This solution requires your server to be able to discover static files in different directories, but that might complicate local development, thought this logic might be conditional based on environment.

Alternatively you could copy all files into a single directory when container starts. This can be done in ENTRYPOINT script in Docker itself or in your server code - it's completely up to you, depends on what is more convenient.

Also this example looks at only one version back, but it can be scaled to multiple versions by a more complicated rotation script. For example to keep 3 last versions you could do something like this:

RUN rm -rf /app/version-0; \
    [ -d /app/version-1 ] && mv /app/version-1 /app/version-0; \
    [ -d /app/version-2 ] && mv /app/version-2 /app/version-1; \
    mv /app/latest /app/version-2; 

Or it can be parameterized using Docker ARG with the number of versions to keep.

You can read more about multi-stage builds in the official documentation.

An approach we've used in production is to have two different environments serving your .js assets. First We have the bleeding edge one: this one only knows of the most recently built version. All requests are directed towards this environment.

When a request hits eg the assets folder and no .js file can be found, we issue a redirect to the "rescue" environment. This is a simple AWS Cloudfront distribution, which is backed by an AWS S3 bucket. Upon the build of the bleeding edge environment, we push all new assets to that S3 bucket.

In case a user is using the most recent version of the application they'll comfortably be using the bleeding edge only. Once the application updates server-side, or the user was not using the latest version, all assets are served through the "backup domain". As the bleeding edge issues a redirect* instead of serving a 404, the user does not experience a problem here (apart from having to redo the request to a different location).

This setup ensures that even very old clients can continue to function. We have seen cases where Googlebot could still request assets of over 1000 deployment ago!

Big big downside: pruning of the S3 bucket is much more work. As storage is relatively cheap, for now we just keep the assets on there. As we add a chunk identifier to the file name, storage usage does not increase that much.
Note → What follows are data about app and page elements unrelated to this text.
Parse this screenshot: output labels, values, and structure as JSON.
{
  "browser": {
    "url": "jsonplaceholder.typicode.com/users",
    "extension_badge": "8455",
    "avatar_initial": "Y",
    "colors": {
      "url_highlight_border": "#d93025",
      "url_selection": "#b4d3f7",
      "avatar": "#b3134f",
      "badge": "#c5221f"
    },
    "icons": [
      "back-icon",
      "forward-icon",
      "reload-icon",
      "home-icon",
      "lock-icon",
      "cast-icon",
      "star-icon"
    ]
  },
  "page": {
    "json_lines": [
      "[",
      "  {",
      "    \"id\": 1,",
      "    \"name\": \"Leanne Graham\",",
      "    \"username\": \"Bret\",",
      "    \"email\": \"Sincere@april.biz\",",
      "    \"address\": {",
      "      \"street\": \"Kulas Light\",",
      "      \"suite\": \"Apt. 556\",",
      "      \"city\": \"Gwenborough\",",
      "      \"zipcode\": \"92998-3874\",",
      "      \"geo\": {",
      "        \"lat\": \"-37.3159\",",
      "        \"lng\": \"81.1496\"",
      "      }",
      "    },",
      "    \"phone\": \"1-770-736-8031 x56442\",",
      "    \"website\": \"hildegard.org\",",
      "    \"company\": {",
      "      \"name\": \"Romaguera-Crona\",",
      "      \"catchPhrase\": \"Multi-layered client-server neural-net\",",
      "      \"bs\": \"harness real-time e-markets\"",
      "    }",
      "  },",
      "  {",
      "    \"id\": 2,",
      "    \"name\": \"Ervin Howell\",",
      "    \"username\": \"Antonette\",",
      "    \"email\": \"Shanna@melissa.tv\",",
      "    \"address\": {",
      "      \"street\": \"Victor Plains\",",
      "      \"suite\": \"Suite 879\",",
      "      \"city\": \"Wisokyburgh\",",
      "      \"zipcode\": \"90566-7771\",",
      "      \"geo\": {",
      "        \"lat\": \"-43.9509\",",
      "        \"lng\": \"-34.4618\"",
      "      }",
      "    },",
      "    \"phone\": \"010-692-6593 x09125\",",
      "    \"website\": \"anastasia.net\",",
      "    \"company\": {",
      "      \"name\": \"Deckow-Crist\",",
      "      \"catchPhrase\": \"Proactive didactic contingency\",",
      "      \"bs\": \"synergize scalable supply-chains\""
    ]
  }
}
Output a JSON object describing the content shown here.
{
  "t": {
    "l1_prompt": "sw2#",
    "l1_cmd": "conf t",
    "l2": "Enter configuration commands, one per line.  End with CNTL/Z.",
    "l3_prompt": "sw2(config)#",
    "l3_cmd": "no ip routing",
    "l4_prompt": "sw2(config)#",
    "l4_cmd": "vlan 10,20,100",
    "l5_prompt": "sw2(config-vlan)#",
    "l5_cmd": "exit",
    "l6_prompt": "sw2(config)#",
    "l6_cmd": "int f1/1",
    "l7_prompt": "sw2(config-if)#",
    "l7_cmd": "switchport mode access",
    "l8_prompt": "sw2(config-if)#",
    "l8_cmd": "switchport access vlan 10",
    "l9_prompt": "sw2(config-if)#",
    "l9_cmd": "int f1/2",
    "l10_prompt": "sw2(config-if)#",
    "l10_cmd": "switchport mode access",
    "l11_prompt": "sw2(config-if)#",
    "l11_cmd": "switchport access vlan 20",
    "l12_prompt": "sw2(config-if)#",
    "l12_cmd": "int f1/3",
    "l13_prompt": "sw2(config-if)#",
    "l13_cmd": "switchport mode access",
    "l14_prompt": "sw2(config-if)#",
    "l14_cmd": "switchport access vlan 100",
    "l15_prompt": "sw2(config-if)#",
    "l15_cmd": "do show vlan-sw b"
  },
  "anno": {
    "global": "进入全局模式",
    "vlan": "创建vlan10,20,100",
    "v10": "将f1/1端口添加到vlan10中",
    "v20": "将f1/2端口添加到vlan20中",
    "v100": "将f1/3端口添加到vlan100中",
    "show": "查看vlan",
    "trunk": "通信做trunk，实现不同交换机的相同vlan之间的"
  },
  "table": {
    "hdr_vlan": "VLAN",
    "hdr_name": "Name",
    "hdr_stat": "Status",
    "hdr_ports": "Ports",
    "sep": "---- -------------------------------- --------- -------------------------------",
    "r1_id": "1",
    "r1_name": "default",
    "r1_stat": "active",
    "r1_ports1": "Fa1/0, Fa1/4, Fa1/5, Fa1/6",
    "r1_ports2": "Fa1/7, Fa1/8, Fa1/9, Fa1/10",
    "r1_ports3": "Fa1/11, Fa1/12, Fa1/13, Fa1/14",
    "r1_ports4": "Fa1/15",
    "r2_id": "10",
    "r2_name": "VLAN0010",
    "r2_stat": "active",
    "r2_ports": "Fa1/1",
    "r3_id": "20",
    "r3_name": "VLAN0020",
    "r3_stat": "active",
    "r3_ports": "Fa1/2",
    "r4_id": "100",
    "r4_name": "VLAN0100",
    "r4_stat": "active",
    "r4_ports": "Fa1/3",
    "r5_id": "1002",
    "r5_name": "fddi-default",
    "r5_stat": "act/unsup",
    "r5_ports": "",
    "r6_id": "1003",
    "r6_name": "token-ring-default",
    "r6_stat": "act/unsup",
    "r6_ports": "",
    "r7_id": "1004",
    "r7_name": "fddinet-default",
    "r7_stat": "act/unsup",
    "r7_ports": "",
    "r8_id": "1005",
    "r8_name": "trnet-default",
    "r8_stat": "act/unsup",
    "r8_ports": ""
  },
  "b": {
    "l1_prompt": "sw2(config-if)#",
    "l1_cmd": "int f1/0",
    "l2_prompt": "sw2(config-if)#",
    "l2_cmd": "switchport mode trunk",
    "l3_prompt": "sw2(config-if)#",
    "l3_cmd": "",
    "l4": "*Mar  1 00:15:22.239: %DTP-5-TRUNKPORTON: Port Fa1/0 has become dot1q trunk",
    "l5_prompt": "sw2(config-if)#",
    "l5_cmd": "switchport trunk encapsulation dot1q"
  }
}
Something to consider is the implementation of the redirect. You'll want your application to be agnostic about its construction. We have done it in the following way:

  1. Request comes in to
  2. The server detects the request was aimed at the assets directory, but the file is not there.
  3. The server replaces the hostname in the request url with and redirects to that location.
  4. The browsers asset request is redirected to which is available.
  5. The application continues normally.

This keeps your main Docker image free of very infrequently accessed files, and ensures your internal deploys can continue at a higher speed. It also removes the requirement that your CI should always be able to access every single previously completed deployment code.

We have been using this approach in a setup which uses Docker as well for deployments, and have not seen issues with it for any client.